This Week in Outside the Box we Join Bill Gross of Pimco in his July 2007 Investment Outlook as he strives to address the implications of the Bear Stearns hedge fund debacle, the toxic waste that is Wall Streets' innovative derivative products and their respective valuation, rather, lack thereof.
If Dear reader you have not been party to the excess of the Wall Street you may have not heard of the two Bear Stearns hedge Funds focusing on the subprime market that were subsequently liquidated on account of their inability to meet margin calls, thus wiping out investors. Mr. Gross believes that while significant, we ought not to look to Wall Street to see the repercussions of our excess but to the heart lands of America and the real estate there financed via subprime loans to witness the true folly of our capitalist ways.

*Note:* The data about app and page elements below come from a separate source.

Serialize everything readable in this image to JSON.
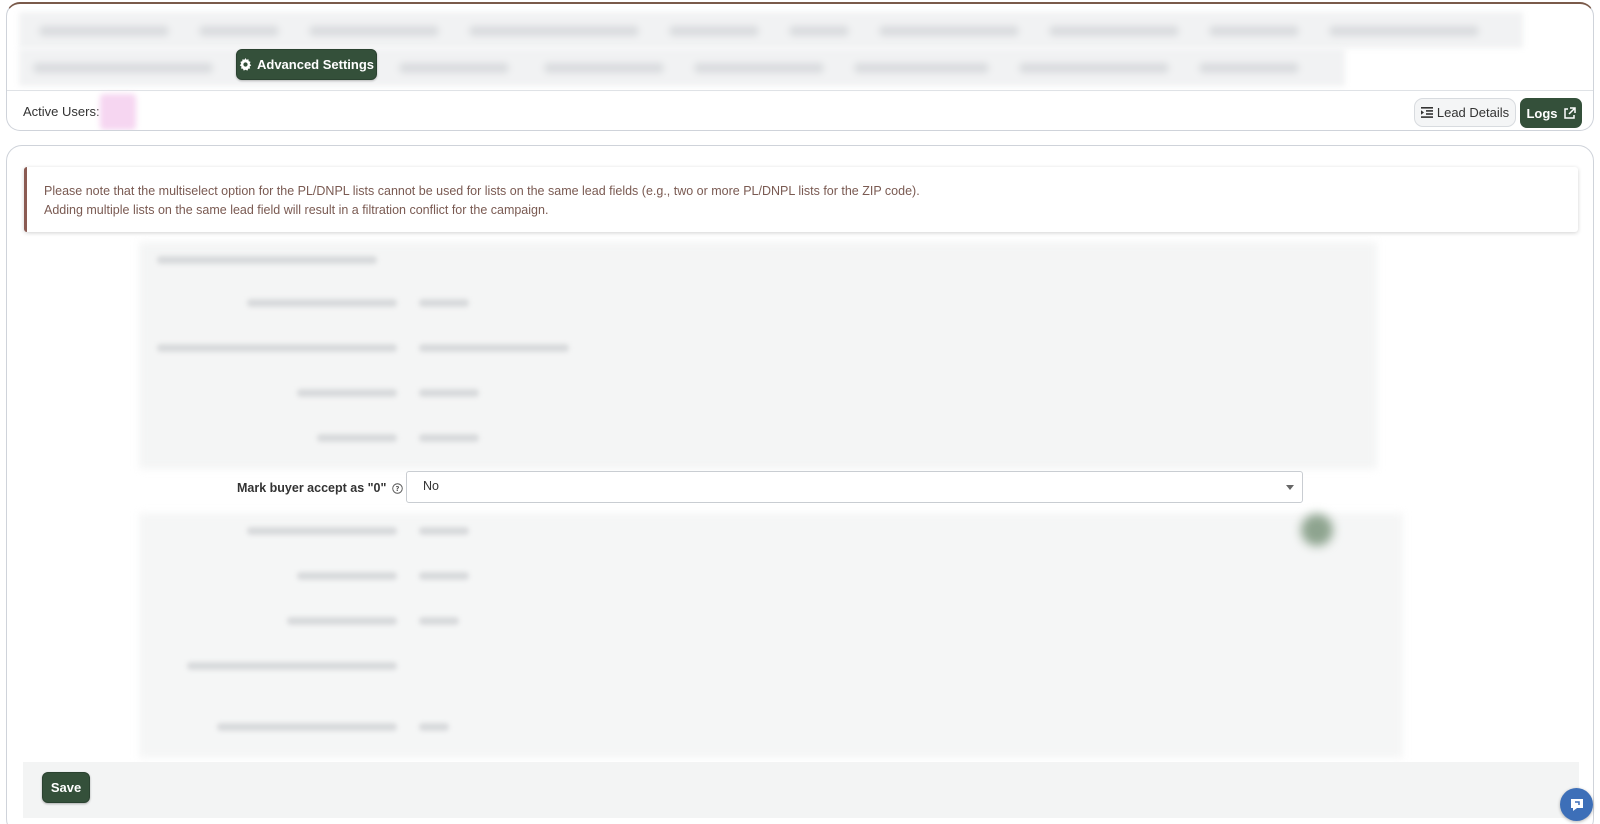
{
  "top_nav": {
    "advanced_settings_label": "Advanced Settings",
    "active_users_label": "Active Users:",
    "lead_details_label": "Lead Details",
    "logs_label": "Logs"
  },
  "notice": {
    "line1": "Please note that the multiselect option for the PL/DNPL lists cannot be used for lists on the same lead fields (e.g., two or more PL/DNPL lists for the ZIP code).",
    "line2": "Adding multiple lists on the same lead field will result in a filtration conflict for the campaign."
  },
  "form": {
    "mark_buyer_accept": {
      "label": "Mark buyer accept as \"0\"",
      "value": "No"
    }
  },
  "footer": {
    "save_label": "Save"
  },
  "colors": {
    "primary": "#34503a",
    "notice_border": "#8a5a52",
    "notice_text": "#7a5a52",
    "chat_widget": "#3d6fb8"
  }
}
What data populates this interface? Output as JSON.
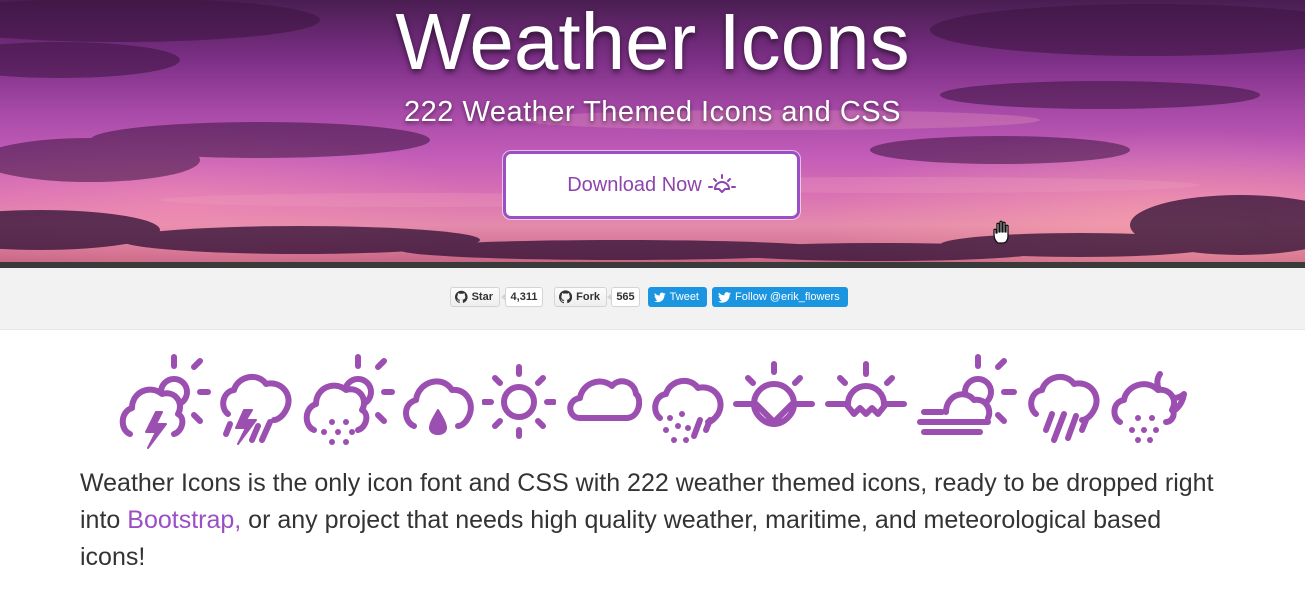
{
  "hero": {
    "title": "Weather Icons",
    "subtitle": "222 Weather Themed Icons and CSS",
    "download_label": "Download Now",
    "download_icon": "sunrise-icon"
  },
  "social": {
    "star_label": "Star",
    "star_count": "4,311",
    "fork_label": "Fork",
    "fork_count": "565",
    "tweet_label": "Tweet",
    "follow_label": "Follow @erik_flowers"
  },
  "icons": [
    "day-thunderstorm-icon",
    "thunderstorm-icon",
    "day-sleet-icon",
    "raindrop-cloud-icon",
    "day-sunny-icon",
    "cloudy-icon",
    "rain-mix-icon",
    "sunrise-icon",
    "sunset-icon",
    "day-fog-icon",
    "rain-icon",
    "night-sleet-icon"
  ],
  "intro": {
    "text_before": "Weather Icons is the only icon font and CSS with 222 weather themed icons, ready to be dropped right into ",
    "link": "Bootstrap,",
    "text_after": " or any project that needs high quality weather, maritime, and meteorological based icons!"
  },
  "colors": {
    "accent": "#9b4fc4",
    "icon_purple": "#9b4fb0",
    "twitter_blue": "#1b95e0"
  }
}
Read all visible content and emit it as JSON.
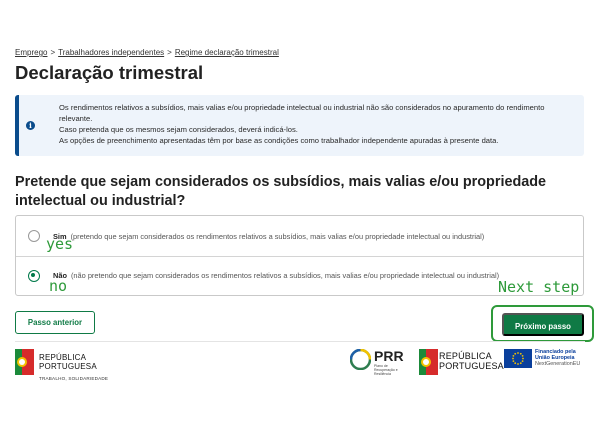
{
  "breadcrumb": {
    "items": [
      "Emprego",
      "Trabalhadores independentes",
      "Regime declaração trimestral"
    ],
    "separator": ">"
  },
  "page_title": "Declaração trimestral",
  "info": {
    "icon": "info-icon",
    "line1": "Os rendimentos relativos a subsídios, mais valias e/ou propriedade intelectual ou industrial não são considerados no apuramento do rendimento",
    "line2": "relevante.",
    "line3": "Caso pretenda que os mesmos sejam considerados, deverá indicá-los.",
    "line4": "As opções de preenchimento apresentadas têm por base as condições como trabalhador independente apuradas à presente data."
  },
  "question": "Pretende que sejam considerados os subsídios, mais valias e/ou propriedade intelectual ou industrial?",
  "options": [
    {
      "title": "Sim",
      "detail": "(pretendo que sejam considerados os rendimentos relativos a subsídios, mais valias e/ou propriedade intelectual ou industrial)",
      "selected": false
    },
    {
      "title": "Não",
      "detail": "(não pretendo que sejam considerados os rendimentos relativos a subsídios, mais valias e/ou propriedade intelectual ou industrial)",
      "selected": true
    }
  ],
  "annotations": {
    "yes": "yes",
    "no": "no",
    "next_step": "Next step"
  },
  "buttons": {
    "previous": "Passo anterior",
    "next": "Próximo passo"
  },
  "footer": {
    "rp_line1": "REPÚBLICA",
    "rp_line2": "PORTUGUESA",
    "rp_sub": "TRABALHO, SOLIDARIEDADE",
    "prr_title": "PRR",
    "prr_sub": "Plano de Recuperação e Resiliência",
    "rp2_line1": "REPÚBLICA",
    "rp2_line2": "PORTUGUESA",
    "eu_line1": "Financiado pela",
    "eu_line2": "União Europeia",
    "eu_line3": "NextGenerationEU"
  },
  "colors": {
    "accent_green": "#0f7a45",
    "info_blue": "#0a4c8c",
    "annotation_green": "#2e9a3a"
  }
}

General reader, today's Outside the Box is one that you are going to want to put your thinking caps on for. My good friend Woody Brock has kindly allowed me to present you with one of the sections from his quarterly comments. In his chapter "Deconstructing Today's Ongoing Revolution in Finance," Woody has written a particularly interesting and somewhat controversial section titled "Why the Economy Needs Vastly More Derivates, Not Less."
An all too common myth is that the total value of derivates is in and of itself dangerous because they are a form of leverage...but that is not the case. Derivatives, per se, are not a form of leverage; rather they afford the opportunity and make it easier and less risky for others to use leverage across many different assets and instruments (i.e. - mortgages, insurance, etc...). It is the leverage which is then the issue, as paradoxically, the decreased risk (hedging) aspects of derivatives allows investors to feel more comfortable with increased leverage, which sends a variety of signals to market participants.
The problem lies not in the instruments but in how the risk is distributed. While many of the larger, institutional players have used the offshoots of derivates to better hedge themselves, much of the smaller investor community has unwisely used the medium in a speculative manner. If a small homeowner is in trouble because of leverage on their mortgage, there just isn't anyone left to bail them out. Just as in the greater fool theory, the party only continues while someone is more foolish and irrational than the last fool.
Again, this is one of the more insightful articles featured in an Outside the Box. I believe it to be very important as its implications tie into what we are now seeing in the subprime mortgage market. May you enjoy Woody's insights and analysis.
Here is a different view on derivates that can help you with a basic understanding of the problem in the market and a look at gold. This comes from the HCM Market Letter by Michael Lewitt of Harch Capital in Florida.
This is a private letter for his clients and Michael is one smart guy with a deep understanding of the markets, especially the credit markets, and how they work. HCM deals in this world on a daily basis, so they can offer a somewhat inside view of derivatives and that is why it was picked for this week's Outside the Box.